**Goal of the exercise:** Which lines in the material below contain the word "value"? Copy each of them.

**The data:**
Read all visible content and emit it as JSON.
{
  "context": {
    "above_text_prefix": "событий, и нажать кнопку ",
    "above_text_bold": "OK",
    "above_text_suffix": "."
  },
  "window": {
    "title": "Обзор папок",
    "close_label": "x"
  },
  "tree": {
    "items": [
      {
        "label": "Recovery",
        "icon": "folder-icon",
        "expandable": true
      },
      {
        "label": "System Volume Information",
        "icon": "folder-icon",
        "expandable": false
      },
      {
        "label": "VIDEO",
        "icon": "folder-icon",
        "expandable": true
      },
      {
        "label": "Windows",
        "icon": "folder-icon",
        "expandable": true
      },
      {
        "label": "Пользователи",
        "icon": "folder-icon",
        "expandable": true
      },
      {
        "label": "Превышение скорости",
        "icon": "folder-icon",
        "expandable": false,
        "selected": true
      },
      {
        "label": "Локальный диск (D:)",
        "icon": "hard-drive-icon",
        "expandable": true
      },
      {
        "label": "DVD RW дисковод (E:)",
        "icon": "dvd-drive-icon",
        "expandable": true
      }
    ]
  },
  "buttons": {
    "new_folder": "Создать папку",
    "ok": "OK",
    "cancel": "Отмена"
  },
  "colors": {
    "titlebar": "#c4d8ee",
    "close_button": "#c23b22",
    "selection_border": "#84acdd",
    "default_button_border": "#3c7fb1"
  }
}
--
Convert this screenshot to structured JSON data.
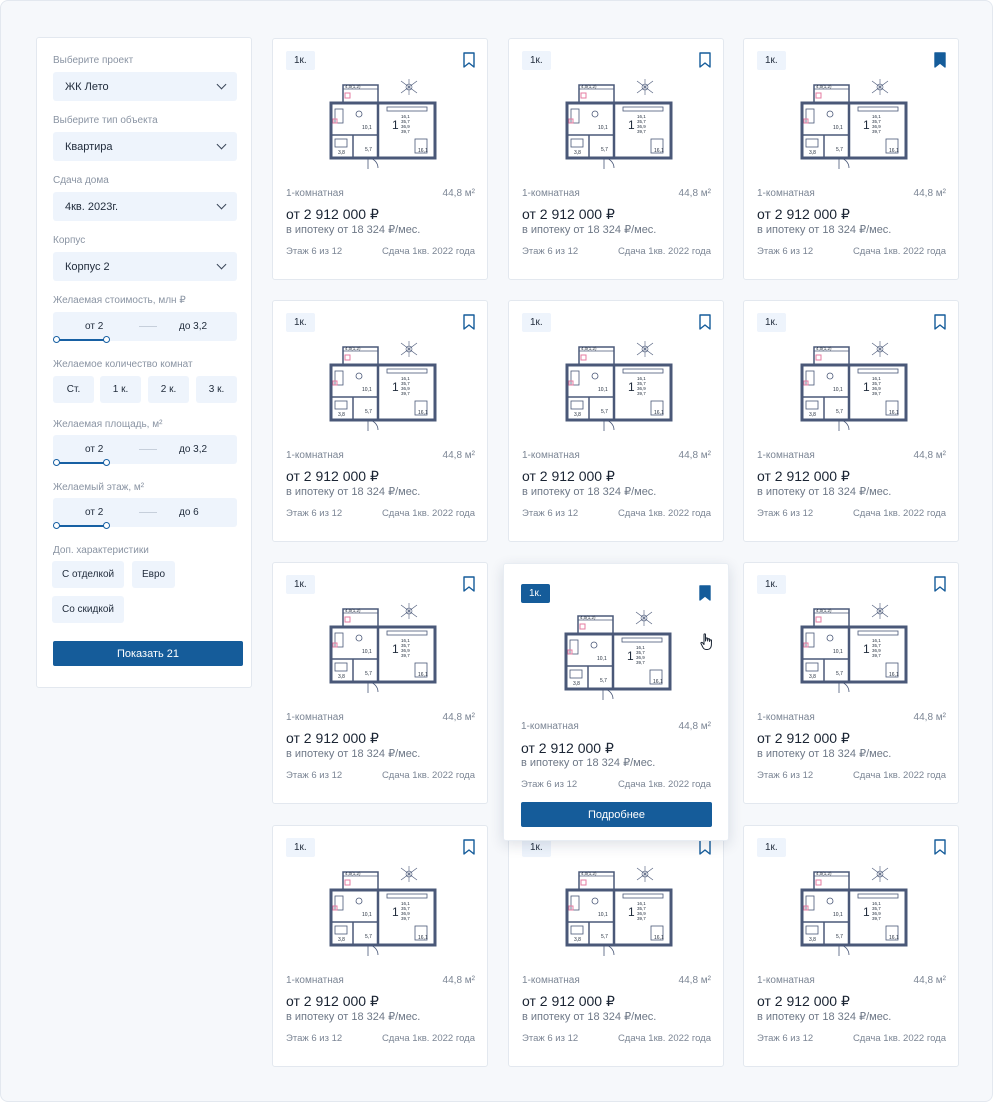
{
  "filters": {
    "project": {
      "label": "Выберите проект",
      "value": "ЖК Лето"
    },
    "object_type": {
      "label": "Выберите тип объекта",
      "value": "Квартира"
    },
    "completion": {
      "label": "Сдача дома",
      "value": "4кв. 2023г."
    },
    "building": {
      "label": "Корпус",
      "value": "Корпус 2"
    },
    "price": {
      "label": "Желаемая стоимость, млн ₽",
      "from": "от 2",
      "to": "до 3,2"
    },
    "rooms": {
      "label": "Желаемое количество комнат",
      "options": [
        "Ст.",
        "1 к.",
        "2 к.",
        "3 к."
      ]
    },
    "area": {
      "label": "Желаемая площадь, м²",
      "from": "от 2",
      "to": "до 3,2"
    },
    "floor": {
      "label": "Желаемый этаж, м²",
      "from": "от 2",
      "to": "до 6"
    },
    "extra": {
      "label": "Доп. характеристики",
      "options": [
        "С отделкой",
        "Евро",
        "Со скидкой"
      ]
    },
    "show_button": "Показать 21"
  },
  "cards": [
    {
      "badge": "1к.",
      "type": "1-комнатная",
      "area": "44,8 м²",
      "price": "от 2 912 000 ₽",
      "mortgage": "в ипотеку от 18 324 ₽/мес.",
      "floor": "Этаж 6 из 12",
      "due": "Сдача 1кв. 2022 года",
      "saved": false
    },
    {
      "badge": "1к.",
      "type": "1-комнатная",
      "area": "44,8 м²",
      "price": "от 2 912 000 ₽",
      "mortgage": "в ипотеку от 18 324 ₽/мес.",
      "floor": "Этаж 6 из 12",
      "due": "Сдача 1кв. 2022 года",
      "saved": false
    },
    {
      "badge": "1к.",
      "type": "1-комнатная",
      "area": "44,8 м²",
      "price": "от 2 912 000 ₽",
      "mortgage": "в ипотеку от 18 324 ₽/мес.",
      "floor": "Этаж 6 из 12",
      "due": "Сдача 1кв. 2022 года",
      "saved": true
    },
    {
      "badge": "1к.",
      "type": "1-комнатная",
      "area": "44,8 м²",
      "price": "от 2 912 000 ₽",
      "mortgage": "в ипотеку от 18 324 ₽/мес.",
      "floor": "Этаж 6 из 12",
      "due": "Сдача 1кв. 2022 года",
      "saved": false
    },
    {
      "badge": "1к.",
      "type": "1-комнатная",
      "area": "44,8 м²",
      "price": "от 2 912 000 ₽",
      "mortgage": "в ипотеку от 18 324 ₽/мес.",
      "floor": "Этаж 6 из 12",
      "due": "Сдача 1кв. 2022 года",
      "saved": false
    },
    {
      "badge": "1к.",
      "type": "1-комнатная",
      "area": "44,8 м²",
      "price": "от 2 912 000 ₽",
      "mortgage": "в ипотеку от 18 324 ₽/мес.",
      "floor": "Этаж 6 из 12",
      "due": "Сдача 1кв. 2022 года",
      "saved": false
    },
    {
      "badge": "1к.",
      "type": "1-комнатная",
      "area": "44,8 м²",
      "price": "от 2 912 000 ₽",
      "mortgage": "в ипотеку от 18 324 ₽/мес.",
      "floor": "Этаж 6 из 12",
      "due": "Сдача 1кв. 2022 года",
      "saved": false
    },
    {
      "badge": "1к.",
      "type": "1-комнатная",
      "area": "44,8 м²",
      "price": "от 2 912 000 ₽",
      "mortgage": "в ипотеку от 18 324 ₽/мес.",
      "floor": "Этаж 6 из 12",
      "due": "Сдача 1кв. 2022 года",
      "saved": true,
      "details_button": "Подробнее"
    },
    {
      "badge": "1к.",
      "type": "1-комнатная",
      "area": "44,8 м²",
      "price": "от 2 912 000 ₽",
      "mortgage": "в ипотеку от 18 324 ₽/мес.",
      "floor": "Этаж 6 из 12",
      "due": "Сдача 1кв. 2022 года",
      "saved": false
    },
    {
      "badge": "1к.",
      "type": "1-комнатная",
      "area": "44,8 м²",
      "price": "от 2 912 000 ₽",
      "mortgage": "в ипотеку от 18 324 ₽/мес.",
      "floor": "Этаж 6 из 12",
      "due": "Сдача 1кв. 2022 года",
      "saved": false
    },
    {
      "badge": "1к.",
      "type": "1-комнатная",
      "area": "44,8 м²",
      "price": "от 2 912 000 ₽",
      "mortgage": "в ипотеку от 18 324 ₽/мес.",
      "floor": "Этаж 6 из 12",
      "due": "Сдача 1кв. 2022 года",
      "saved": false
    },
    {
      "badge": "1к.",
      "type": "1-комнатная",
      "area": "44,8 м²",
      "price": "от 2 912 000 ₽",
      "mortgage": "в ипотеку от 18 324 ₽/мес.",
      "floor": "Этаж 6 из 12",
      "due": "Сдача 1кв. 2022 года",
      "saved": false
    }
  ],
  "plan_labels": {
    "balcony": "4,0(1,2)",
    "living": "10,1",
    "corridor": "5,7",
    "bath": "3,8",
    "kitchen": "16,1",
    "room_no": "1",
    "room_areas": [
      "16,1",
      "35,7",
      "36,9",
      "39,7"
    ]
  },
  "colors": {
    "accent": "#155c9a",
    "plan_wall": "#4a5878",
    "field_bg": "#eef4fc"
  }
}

**Your solution:**
      "value": "ЖК Лето"
      "value": "Квартира"
      "value": "4кв. 2023г."
      "value": "Корпус 2"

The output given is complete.